“Therefore it was called Babel, because there the Lord confused the language of all the earth; and from there the Lord scattered them abroad over the face of all the earth.” vs. 9
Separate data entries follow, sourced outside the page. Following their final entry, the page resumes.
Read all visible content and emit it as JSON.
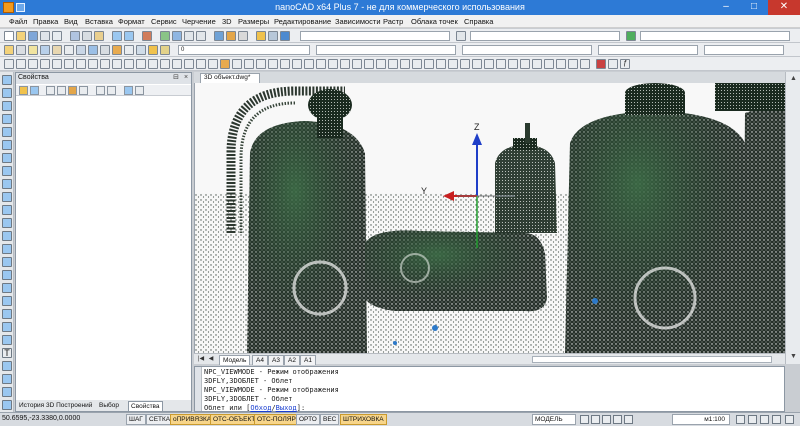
{
  "window": {
    "title": "nanoCAD x64 Plus 7 - не для коммерческого использования",
    "minimize": "–",
    "maximize": "□",
    "close": "✕"
  },
  "menu": [
    "Файл",
    "Правка",
    "Вид",
    "Вставка",
    "Формат",
    "Сервис",
    "Черчение",
    "3D",
    "Размеры",
    "Редактирование",
    "Зависимости",
    "Растр",
    "Облака точек",
    "Справка"
  ],
  "toolbar": {
    "layer_value": "0",
    "annotation_scale": "1:1"
  },
  "properties_panel": {
    "title": "Свойства",
    "pin": "⊟",
    "close": "×",
    "tabs": [
      "История 3D Построений",
      "Выбор",
      "Свойства"
    ],
    "active_tab": "Свойства"
  },
  "document": {
    "tab_label": "3D объект.dwg*",
    "layout_tabs": [
      "Модель",
      "A4",
      "A3",
      "A2",
      "A1"
    ],
    "active_layout": "Модель"
  },
  "viewport": {
    "axis_z": "Z",
    "axis_y": "Y"
  },
  "command_line": {
    "lines": [
      "NPC_VIEWMODE - Режим отображения",
      "3DFLY,3DОБЛЕТ - Облет",
      "NPC_VIEWMODE - Режим отображения",
      "3DFLY,3DОБЛЕТ - Облет"
    ],
    "prompt_prefix": "Облет или [",
    "prompt_opt1": "Обход",
    "prompt_sep": "/",
    "prompt_opt2": "Выход",
    "prompt_suffix": "]:"
  },
  "status": {
    "coords": "50.6595,-23.3380,0.0000",
    "buttons": [
      "ШАГ",
      "СЕТКА",
      "оПРИВЯЗКА",
      "ОТС-ОБЪЕКТ",
      "ОТС-ПОЛЯР",
      "ОРТО",
      "ВЕС",
      "ШТРИХОВКА"
    ],
    "active_buttons": [
      "оПРИВЯЗКА",
      "ОТС-ОБЪЕКТ",
      "ОТС-ПОЛЯР",
      "ШТРИХОВКА"
    ],
    "space": "МОДЕЛЬ",
    "scale": "м1:100"
  },
  "colors": {
    "titlebar": "#2d7ad6",
    "active_status": "#f7d58a",
    "point_cloud": "#15201a",
    "point_cloud_green": "#1f4a2a"
  }
}
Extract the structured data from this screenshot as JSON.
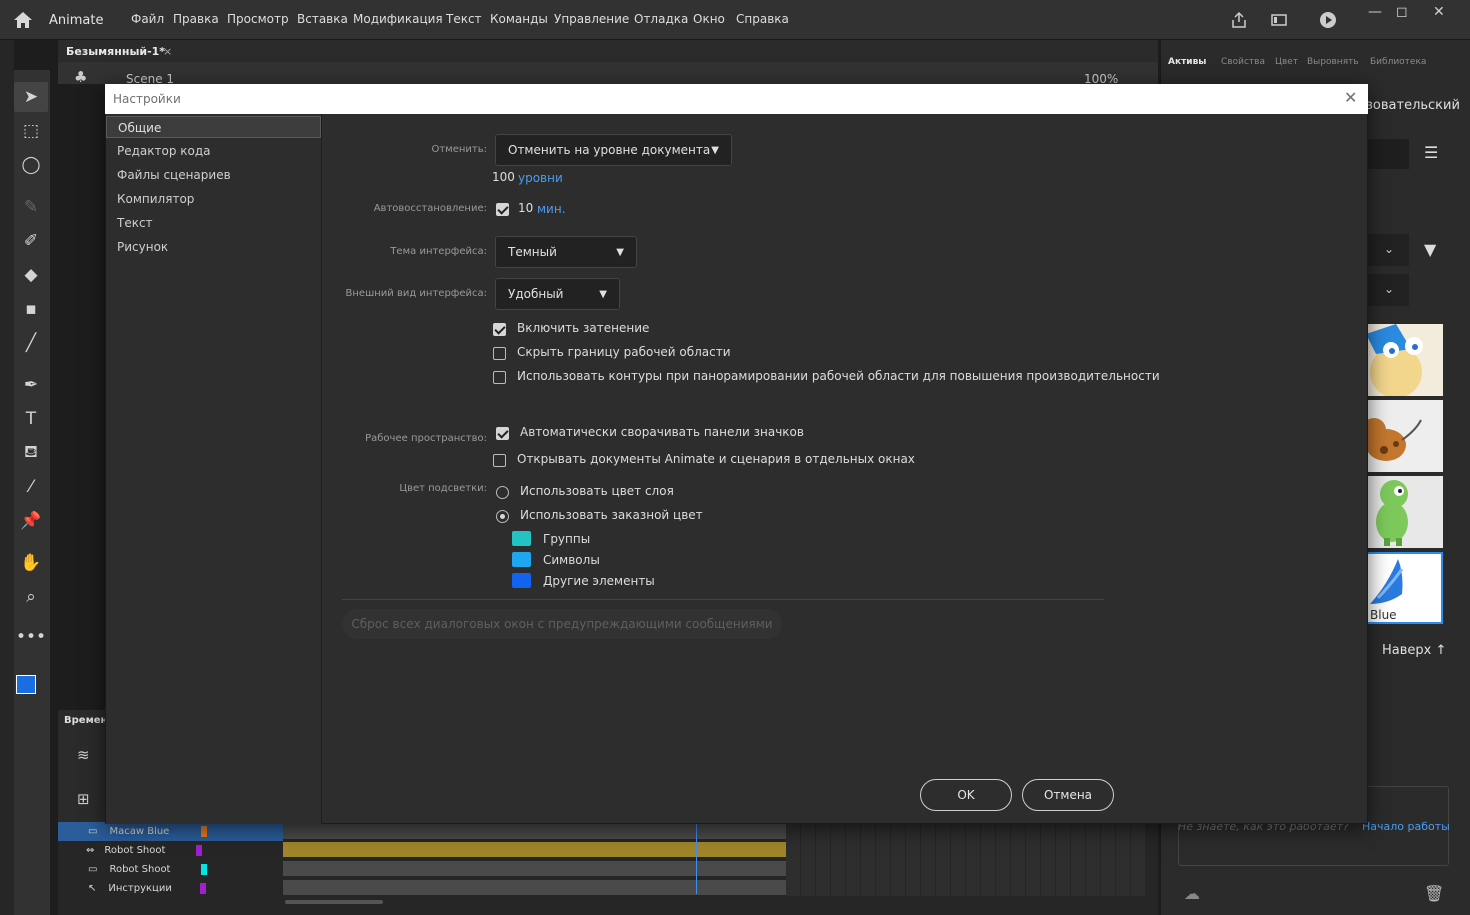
{
  "app": {
    "name": "Animate",
    "menu": [
      "Файл",
      "Правка",
      "Просмотр",
      "Вставка",
      "Модификация",
      "Текст",
      "Команды",
      "Управление",
      "Отладка",
      "Окно",
      "Справка"
    ]
  },
  "document": {
    "tab_title": "Безымянный-1*",
    "scene": "Scene 1",
    "zoom": "100%"
  },
  "right_panel": {
    "tabs": [
      "Активы",
      "Свойства",
      "Цвет",
      "Выровнять",
      "Библиотека"
    ],
    "partial_title": "зовательский",
    "thumb_label": "Blue",
    "up_label": "Наверх",
    "hint_text": "Не знаете, как это работает?",
    "hint_link": "Начало работы"
  },
  "timeline": {
    "label": "Времен",
    "layers": [
      {
        "name": "Macaw Blue",
        "color": "#e87d1e"
      },
      {
        "name": "Robot Shoot",
        "color": "#a020d0"
      },
      {
        "name": "Robot Shoot",
        "color": "#00e5e5"
      },
      {
        "name": "Инструкции",
        "color": "#a020d0"
      }
    ]
  },
  "dialog": {
    "title": "Настройки",
    "categories": [
      "Общие",
      "Редактор кода",
      "Файлы сценариев",
      "Компилятор",
      "Текст",
      "Рисунок"
    ],
    "undo_label": "Отменить:",
    "undo_value": "Отменить на уровне документа",
    "undo_levels_num": "100",
    "undo_levels_unit": "уровни",
    "autorecover_label": "Автовосстановление:",
    "autorecover_num": "10",
    "autorecover_unit": "мин.",
    "theme_label": "Тема интерфейса:",
    "theme_value": "Темный",
    "look_label": "Внешний вид интерфейса:",
    "look_value": "Удобный",
    "opt_shading": "Включить затенение",
    "opt_hide_border": "Скрыть границу рабочей области",
    "opt_outlines": "Использовать контуры при панорамировании рабочей области для повышения производительности",
    "workspace_label": "Рабочее пространство:",
    "ws_autocollapse": "Автоматически сворачивать панели значков",
    "ws_separate": "Открывать документы Animate и сценария в отдельных окнах",
    "highlight_label": "Цвет подсветки:",
    "hl_layer": "Использовать цвет слоя",
    "hl_custom": "Использовать заказной цвет",
    "hl_groups": "Группы",
    "hl_symbols": "Символы",
    "hl_other": "Другие элементы",
    "hl_colors": {
      "groups": "#23c3c3",
      "symbols": "#1ea7f0",
      "other": "#1264f0"
    },
    "reset_button": "Сброс всех диалоговых окон с предупреждающими сообщениями",
    "ok": "OK",
    "cancel": "Отмена"
  }
}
Those who composed the story of the tower of Babel realized how confusing the multiplicity of languages was for human cooperation. They claimed that the confusion was divinely inspired, that it was done to keep humans from doing the impossible. While the imagery is ancient the point of the story rings true. It’s immensely difficult for people who speak different languages to achieve more than a superficial unity when they come together. Communication is essential for harmony and cooperation and resolving differences. Those of us who have traveled throughout the world know what a blessing it is to meet people who have taken the time to learn our language. The development of languages is a long process and takes tens of thousands of years and it’s only logical that people in different parts of the world would have different words for the same things. This Sunday we celebrate the gift of understanding that took place when the Spirit was poured out on the gathering of disciples in Jerusalem. It was the reversal of Babel and a reminder that the gospel of Jesus Christ brings us together and never separates. The language of love that is ours in Christ knows no barriers, is easily translated, and is intended to make us one.
Thought for the Day: Why doesn’t everyone learn to speak English?